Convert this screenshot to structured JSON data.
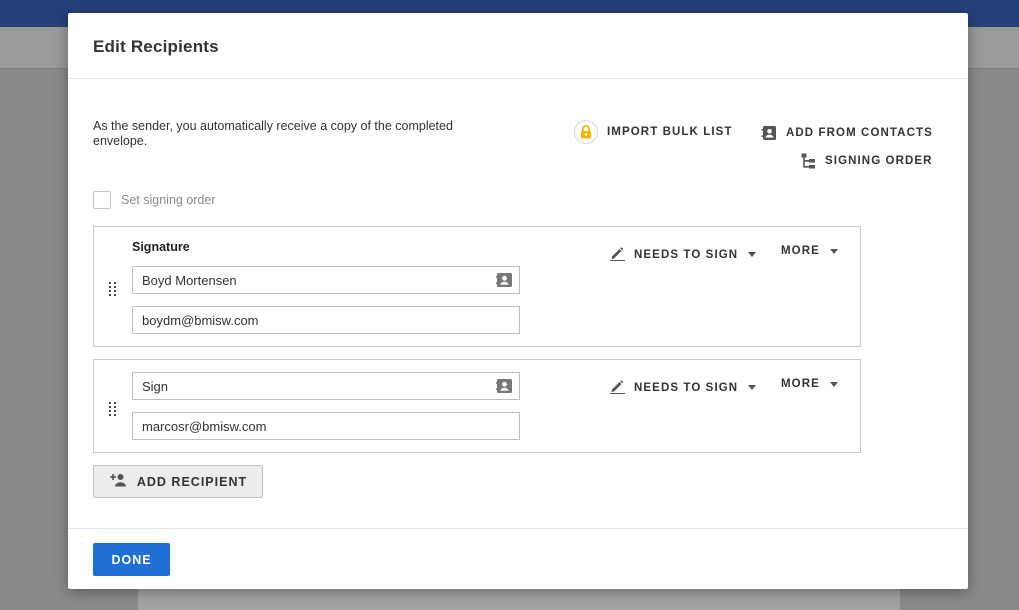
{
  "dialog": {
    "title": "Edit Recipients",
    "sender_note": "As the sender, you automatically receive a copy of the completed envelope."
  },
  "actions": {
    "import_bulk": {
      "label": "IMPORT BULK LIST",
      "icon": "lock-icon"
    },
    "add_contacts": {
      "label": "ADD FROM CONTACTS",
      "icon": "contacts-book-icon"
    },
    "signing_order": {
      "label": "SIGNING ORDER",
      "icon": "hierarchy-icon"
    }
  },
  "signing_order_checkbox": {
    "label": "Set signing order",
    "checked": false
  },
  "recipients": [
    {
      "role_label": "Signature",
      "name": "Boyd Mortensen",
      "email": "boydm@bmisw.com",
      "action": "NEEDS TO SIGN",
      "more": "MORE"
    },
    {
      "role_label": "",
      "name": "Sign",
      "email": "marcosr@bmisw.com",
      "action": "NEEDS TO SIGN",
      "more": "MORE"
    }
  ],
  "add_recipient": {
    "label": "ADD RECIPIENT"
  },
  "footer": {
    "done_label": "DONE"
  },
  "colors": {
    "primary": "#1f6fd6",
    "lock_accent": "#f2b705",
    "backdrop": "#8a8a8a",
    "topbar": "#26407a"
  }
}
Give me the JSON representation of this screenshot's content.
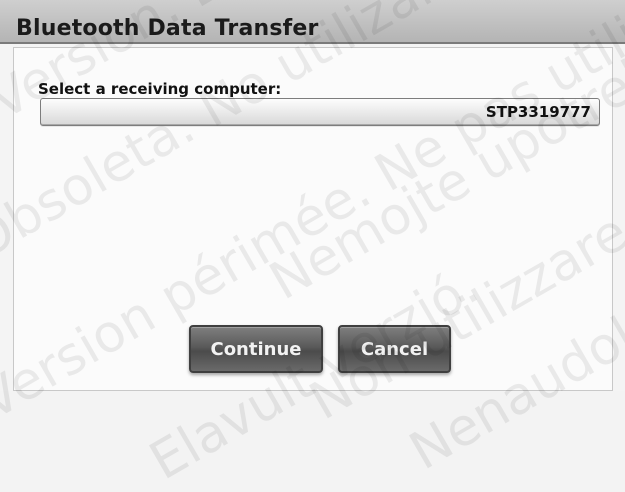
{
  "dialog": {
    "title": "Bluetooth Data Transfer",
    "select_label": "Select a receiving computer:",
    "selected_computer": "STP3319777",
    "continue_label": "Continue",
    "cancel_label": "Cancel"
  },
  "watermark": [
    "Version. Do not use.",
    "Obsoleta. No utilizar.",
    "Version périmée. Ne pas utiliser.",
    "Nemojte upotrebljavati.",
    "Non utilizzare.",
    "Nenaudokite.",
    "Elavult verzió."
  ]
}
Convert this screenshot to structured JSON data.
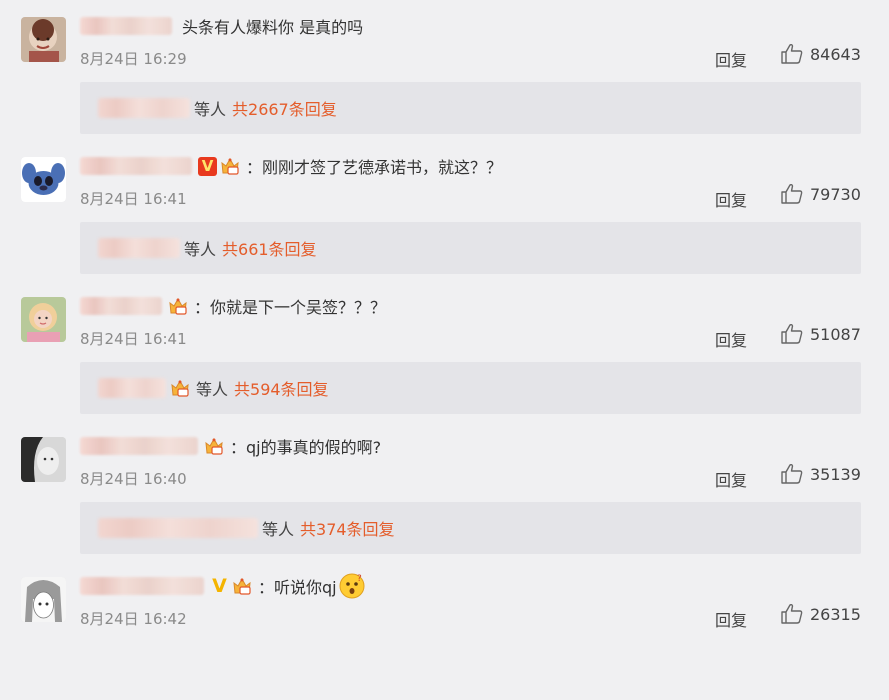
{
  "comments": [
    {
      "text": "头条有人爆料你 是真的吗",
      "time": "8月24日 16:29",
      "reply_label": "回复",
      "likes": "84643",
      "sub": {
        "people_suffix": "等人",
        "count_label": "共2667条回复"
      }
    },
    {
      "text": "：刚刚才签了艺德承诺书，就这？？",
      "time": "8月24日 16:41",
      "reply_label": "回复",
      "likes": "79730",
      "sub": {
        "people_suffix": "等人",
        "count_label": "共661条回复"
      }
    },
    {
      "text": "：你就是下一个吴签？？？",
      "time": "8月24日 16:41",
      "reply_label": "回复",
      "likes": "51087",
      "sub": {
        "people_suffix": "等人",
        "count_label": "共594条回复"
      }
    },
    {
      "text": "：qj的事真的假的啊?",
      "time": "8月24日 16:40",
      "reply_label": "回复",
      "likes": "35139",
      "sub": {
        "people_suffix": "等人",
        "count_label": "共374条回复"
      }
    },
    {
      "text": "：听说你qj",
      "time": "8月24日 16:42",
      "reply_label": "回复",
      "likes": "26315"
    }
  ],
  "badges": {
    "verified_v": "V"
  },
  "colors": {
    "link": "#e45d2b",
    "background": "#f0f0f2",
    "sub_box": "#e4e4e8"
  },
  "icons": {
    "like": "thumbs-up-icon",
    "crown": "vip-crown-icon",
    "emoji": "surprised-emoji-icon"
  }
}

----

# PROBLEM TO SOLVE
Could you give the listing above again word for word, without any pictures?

# FINAL ANSWER
Convert this screenshot to structured JSON data.
{
  "dialog": {
    "title": "Edit Recipients",
    "sender_note": "As the sender, you automatically receive a copy of the completed envelope."
  },
  "actions": {
    "import_bulk": {
      "label": "IMPORT BULK LIST",
      "icon": "lock-icon"
    },
    "add_contacts": {
      "label": "ADD FROM CONTACTS",
      "icon": "contacts-book-icon"
    },
    "signing_order": {
      "label": "SIGNING ORDER",
      "icon": "hierarchy-icon"
    }
  },
  "signing_order_checkbox": {
    "label": "Set signing order",
    "checked": false
  },
  "recipients": [
    {
      "role_label": "Signature",
      "name": "Boyd Mortensen",
      "email": "boydm@bmisw.com",
      "action": "NEEDS TO SIGN",
      "more": "MORE"
    },
    {
      "role_label": "",
      "name": "Sign",
      "email": "marcosr@bmisw.com",
      "action": "NEEDS TO SIGN",
      "more": "MORE"
    }
  ],
  "add_recipient": {
    "label": "ADD RECIPIENT"
  },
  "footer": {
    "done_label": "DONE"
  },
  "colors": {
    "primary": "#1f6fd6",
    "lock_accent": "#f2b705",
    "backdrop": "#8a8a8a",
    "topbar": "#26407a"
  }
}
Give me the JSON representation of this screenshot's content.
{
  "dialog": {
    "title": "Bluetooth Data Transfer",
    "select_label": "Select a receiving computer:",
    "selected_computer": "STP3319777",
    "continue_label": "Continue",
    "cancel_label": "Cancel"
  },
  "watermark": [
    "Version. Do not use.",
    "Obsoleta. No utilizar.",
    "Version périmée. Ne pas utiliser.",
    "Nemojte upotrebljavati.",
    "Non utilizzare.",
    "Nenaudokite.",
    "Elavult verzió."
  ]
}
Convert this screenshot to structured JSON data.
{
  "comments": [
    {
      "text": "头条有人爆料你 是真的吗",
      "time": "8月24日 16:29",
      "reply_label": "回复",
      "likes": "84643",
      "sub": {
        "people_suffix": "等人",
        "count_label": "共2667条回复"
      }
    },
    {
      "text": "：刚刚才签了艺德承诺书，就这？？",
      "time": "8月24日 16:41",
      "reply_label": "回复",
      "likes": "79730",
      "sub": {
        "people_suffix": "等人",
        "count_label": "共661条回复"
      }
    },
    {
      "text": "：你就是下一个吴签？？？",
      "time": "8月24日 16:41",
      "reply_label": "回复",
      "likes": "51087",
      "sub": {
        "people_suffix": "等人",
        "count_label": "共594条回复"
      }
    },
    {
      "text": "：qj的事真的假的啊?",
      "time": "8月24日 16:40",
      "reply_label": "回复",
      "likes": "35139",
      "sub": {
        "people_suffix": "等人",
        "count_label": "共374条回复"
      }
    },
    {
      "text": "：听说你qj",
      "time": "8月24日 16:42",
      "reply_label": "回复",
      "likes": "26315"
    }
  ],
  "badges": {
    "verified_v": "V"
  },
  "colors": {
    "link": "#e45d2b",
    "background": "#f0f0f2",
    "sub_box": "#e4e4e8"
  },
  "icons": {
    "like": "thumbs-up-icon",
    "crown": "vip-crown-icon",
    "emoji": "surprised-emoji-icon"
  }
}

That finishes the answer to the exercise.